Mabra legislative update


Here is a report released Tuesday by state Rep. Ronnie Mabra.

“This week will be the final week of the 2016 legislative session. On Thursday, March 24, we will convene one final time this session for legislative day 40, or ‘sine die,’ the last day we have to pass any legislation this year. While the end is near, there is still work to be done and many issues to be considered, and your input on these issues is very important to me. My colleagues and I will work long hours every day this week to ensure that we are doing what is best for Georgia and its citizens. If you are following legislation that you would like to see passed, or if you have any questions about the bills that the General Assembly has considered this session, please do not hesitate to reach out to me. Your input will help guide my decisions during this crucial time, and I appreciate all of your feedback.

“Tomorrow, the House reconvenes for day 39 of the 2016 legislative session. We have a busy legislative agenda for this week, both on the House floor and in committee meetings to continue to vote on and review legislation. With day 40 right around the corner, many more House and Senate bills received final passage last week and are now on their way to Governor Deal’s desk for consideration.

“My bill, HB 804, Fifth Judgeship to Clayton County, will add a fifth judge to the superior courts of the Clayton Judicial Circuit. The additional judge will be appointed by the Governor for a term beginning July 1, 2016 and continues through December 31, 2018. The Clayton Judicial Circuit is also empowered to appoint an additional court reporter. Last Thursday, HB 804 passed the Senate by vote of 53-1. It is now ready for the Governor’s desk.

“HB 531, ‘Long Arm’ statute bill,  is stuck in the Senate Rules Committee; in order for the bill to be heard on the Senate floor, it must pass the Rules Committee.

“The House passed a measure last week to toughen the penalties for criminals who commit domestic violence in Georgia. Senate Bill 193 would make it a felony if a person commits family violence and has a previous conviction for family violence battery in Georgia, or in any other state. Prosecutors would be able to issue repeat family violence offenders a felony instead of another misdemeanor, closing a loophole that previously allowed some offenders to receive misdemeanor charges upon their second family battery conviction. The bill would also make the crime punishable by one to five years in prison.  This legislation would strengthen our judicial system and punish violent, serial criminals, while also protecting those who they seek to harm.
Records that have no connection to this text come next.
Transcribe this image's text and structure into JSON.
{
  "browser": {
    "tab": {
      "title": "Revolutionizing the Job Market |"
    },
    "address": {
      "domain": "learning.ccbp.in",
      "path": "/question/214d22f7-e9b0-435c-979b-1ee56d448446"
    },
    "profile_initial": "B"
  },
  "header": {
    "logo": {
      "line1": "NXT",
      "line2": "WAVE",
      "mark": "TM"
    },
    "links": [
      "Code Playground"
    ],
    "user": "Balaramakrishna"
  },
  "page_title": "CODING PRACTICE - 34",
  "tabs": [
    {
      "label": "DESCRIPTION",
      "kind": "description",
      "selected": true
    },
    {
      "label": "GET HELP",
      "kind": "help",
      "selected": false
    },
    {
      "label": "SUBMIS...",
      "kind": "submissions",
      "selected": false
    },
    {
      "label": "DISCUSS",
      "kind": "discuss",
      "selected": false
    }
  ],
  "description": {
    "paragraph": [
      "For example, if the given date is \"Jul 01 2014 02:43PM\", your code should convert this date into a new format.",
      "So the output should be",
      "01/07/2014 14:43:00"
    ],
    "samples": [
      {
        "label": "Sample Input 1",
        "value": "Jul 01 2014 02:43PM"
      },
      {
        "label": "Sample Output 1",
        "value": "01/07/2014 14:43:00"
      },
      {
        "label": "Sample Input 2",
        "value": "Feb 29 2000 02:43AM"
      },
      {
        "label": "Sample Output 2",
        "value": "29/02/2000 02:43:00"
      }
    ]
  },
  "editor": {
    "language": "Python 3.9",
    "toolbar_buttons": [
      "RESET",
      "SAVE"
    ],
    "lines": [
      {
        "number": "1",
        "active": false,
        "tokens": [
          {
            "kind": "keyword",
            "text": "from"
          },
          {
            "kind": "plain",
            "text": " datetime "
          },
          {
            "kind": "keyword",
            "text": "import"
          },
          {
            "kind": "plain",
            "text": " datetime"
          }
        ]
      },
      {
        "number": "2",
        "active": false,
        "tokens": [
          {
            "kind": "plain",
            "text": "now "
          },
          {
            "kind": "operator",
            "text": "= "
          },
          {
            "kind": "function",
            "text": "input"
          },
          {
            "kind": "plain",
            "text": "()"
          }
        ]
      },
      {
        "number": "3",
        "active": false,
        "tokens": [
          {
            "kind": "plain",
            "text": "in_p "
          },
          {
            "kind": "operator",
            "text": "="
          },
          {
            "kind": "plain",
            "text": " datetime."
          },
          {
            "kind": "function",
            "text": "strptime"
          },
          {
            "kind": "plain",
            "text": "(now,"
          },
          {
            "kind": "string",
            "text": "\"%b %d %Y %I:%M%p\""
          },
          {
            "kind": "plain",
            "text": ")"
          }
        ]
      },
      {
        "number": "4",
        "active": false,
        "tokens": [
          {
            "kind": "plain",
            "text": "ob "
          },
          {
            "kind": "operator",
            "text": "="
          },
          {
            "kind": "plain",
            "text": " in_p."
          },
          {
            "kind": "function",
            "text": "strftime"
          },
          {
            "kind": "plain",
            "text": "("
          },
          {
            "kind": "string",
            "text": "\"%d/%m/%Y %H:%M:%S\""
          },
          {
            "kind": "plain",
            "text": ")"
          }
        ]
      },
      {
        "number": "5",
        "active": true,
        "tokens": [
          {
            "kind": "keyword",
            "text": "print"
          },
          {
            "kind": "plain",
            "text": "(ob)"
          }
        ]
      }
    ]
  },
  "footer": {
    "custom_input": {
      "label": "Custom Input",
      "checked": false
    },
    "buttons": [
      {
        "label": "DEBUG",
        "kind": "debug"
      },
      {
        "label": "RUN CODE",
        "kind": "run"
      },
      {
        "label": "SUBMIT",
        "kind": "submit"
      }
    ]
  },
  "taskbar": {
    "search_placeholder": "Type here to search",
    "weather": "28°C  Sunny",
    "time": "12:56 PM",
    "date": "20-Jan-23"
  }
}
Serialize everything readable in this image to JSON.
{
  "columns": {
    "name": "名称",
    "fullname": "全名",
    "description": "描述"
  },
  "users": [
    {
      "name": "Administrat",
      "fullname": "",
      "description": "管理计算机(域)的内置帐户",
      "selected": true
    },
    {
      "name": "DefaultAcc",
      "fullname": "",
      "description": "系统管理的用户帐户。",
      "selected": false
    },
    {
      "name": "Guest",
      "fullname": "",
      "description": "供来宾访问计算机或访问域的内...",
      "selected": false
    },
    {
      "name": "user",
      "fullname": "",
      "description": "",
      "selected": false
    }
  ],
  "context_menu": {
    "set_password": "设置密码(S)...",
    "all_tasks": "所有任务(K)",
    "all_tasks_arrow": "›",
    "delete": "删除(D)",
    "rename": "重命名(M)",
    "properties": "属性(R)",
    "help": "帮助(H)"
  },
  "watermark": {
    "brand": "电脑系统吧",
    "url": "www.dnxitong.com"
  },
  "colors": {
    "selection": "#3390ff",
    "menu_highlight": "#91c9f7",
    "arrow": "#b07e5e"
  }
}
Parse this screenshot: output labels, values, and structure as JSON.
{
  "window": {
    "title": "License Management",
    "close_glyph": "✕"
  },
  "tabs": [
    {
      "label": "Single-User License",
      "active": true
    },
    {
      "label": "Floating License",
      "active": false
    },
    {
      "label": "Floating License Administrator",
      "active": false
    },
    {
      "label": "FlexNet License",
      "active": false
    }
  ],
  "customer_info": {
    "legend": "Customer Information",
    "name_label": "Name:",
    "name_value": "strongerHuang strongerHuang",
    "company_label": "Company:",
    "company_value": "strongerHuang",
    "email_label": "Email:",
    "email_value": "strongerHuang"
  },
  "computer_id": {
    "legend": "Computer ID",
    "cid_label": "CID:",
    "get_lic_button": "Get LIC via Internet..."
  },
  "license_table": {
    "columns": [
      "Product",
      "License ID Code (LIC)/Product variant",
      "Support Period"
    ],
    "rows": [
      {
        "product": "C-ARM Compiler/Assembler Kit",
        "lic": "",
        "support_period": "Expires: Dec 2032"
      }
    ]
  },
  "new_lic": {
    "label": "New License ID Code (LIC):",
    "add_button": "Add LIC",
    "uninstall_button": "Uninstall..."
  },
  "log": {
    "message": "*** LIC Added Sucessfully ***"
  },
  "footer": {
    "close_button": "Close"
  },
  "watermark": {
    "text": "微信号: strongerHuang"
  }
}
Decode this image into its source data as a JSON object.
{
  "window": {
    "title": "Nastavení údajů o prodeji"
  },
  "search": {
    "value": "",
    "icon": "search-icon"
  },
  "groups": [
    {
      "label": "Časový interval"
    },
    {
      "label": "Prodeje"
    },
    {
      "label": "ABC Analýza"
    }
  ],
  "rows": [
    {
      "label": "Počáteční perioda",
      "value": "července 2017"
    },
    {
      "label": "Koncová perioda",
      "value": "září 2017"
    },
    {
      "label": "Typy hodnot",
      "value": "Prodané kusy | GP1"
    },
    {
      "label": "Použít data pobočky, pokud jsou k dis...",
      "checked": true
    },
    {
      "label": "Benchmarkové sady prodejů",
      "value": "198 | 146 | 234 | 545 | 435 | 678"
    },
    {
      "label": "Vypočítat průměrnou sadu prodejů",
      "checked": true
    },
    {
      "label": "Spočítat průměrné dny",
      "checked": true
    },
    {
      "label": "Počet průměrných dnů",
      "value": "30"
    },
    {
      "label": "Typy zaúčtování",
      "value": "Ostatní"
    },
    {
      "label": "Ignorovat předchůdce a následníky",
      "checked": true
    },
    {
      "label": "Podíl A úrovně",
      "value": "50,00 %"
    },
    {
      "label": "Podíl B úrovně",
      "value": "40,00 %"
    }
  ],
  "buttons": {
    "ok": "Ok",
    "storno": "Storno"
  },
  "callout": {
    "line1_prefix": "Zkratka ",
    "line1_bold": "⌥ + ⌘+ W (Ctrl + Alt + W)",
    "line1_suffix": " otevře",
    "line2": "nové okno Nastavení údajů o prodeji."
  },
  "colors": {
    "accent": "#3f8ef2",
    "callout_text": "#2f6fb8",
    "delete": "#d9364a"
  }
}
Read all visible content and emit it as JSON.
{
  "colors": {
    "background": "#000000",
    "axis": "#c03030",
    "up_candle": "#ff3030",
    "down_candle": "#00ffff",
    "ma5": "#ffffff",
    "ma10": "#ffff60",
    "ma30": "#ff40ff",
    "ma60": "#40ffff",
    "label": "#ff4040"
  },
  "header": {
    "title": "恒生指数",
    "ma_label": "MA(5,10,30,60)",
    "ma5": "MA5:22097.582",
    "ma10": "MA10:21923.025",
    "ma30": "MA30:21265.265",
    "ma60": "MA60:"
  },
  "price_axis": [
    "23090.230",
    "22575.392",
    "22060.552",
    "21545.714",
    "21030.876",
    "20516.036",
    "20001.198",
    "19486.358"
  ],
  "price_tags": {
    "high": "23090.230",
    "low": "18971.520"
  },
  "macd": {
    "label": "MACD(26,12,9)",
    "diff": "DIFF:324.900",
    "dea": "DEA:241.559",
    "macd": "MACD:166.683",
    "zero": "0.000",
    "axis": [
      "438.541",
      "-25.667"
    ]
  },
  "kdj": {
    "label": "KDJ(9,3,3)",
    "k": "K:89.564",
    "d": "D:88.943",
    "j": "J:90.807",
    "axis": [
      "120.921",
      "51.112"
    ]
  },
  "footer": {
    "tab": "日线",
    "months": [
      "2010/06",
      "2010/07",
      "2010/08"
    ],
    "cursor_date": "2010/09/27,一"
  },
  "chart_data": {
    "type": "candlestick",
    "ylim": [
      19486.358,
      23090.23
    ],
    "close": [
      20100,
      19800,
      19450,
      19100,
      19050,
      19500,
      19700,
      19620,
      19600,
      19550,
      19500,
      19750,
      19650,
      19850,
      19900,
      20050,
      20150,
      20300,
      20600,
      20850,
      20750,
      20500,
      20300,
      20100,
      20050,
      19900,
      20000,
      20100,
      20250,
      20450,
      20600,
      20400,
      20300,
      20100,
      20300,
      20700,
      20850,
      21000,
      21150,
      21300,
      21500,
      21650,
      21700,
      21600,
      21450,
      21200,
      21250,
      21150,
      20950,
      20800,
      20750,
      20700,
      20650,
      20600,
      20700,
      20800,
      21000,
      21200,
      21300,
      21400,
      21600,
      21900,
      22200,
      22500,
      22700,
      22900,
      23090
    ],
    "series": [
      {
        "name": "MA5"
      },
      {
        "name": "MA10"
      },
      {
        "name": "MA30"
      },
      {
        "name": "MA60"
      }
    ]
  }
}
“We also passed another bill to keep Georgians safe in Senate Bill 367, a comprehensive update to Georgia’s criminal justice reform legislation. SB 367 would expand Georgia’s accountability courts to include “operating under the influence” court divisions as an alternative to the traditional justice system with the ultimate goal of reducing recidivism rates. Any court with jurisdiction over DUI or boating under the influence cases would be able to create a division of their courts to handle those cases. Similarly, any juvenile court would be able to create a “family treatment” court division to address issues within families through court intervention and the reduction of dependency. The goal of a family treatment court would be to reduce alcohol or drug abuse and addiction in child dependency proceedings; improve outcomes for families when dependency is based on alcohol or drug use and addiction; increase the personal, familial and societal accountability of defendants in child dependency proceedings; and promote effective intervention and use of resources among child welfare personnel, law enforcement, treatment providers, community agencies, and the courts.

“SB 367 would also allow the Department of Corrections and the Department of Juvenile Justice to operate charter schools within state juvenile justice facilities under the control of the State Charter School Commission to allow children who are incarcerated to continue to receive an education. Furthermore, individuals who have a suspended license as a result of a criminal conviction would be able to  receive their license sooner under SB 367 by allowing time spent in prison to count toward license suspension time. The bill would also add court-mandated activities such as attending programs, treatment, and accountability court to the list of limited driving exemptions for drivers with limited driving permits. SB 367 would change the Georgia First Offender Statute to allow courts to set a date at when a defendant would be exonerated of guilt and have their criminal record restricted as long as the defendant successfully complies with the sentence and does not receive future convictions. The bill also updates probation stipulations if an individual fails to pay a fine or report to their probation officer and will now include a scheduled hearing in court.

“The legislation would also let inmates who have served sentences for certain drug-related offenses or repeat offenders of nonviolent felonies be eligible for parole if they had no convictions for violent felonies; completed at least six years of their total sentence; were considered a low risk for recidivism; earned a high school diploma; and had no serious disciplinary violations in the past 12 months in jail. Those convicted of felony drug convictions would now be allowed to apply for Supplemental Nutrition Assistance Program (SNAP) benefits upon their release to help ease the transition to re-entry. Finally, the bill would prohibit professional licensing boards from refusing to license an individual because of an arrest or conviction of a felony unless it directly related to the occupation they were attempting to be licensed.”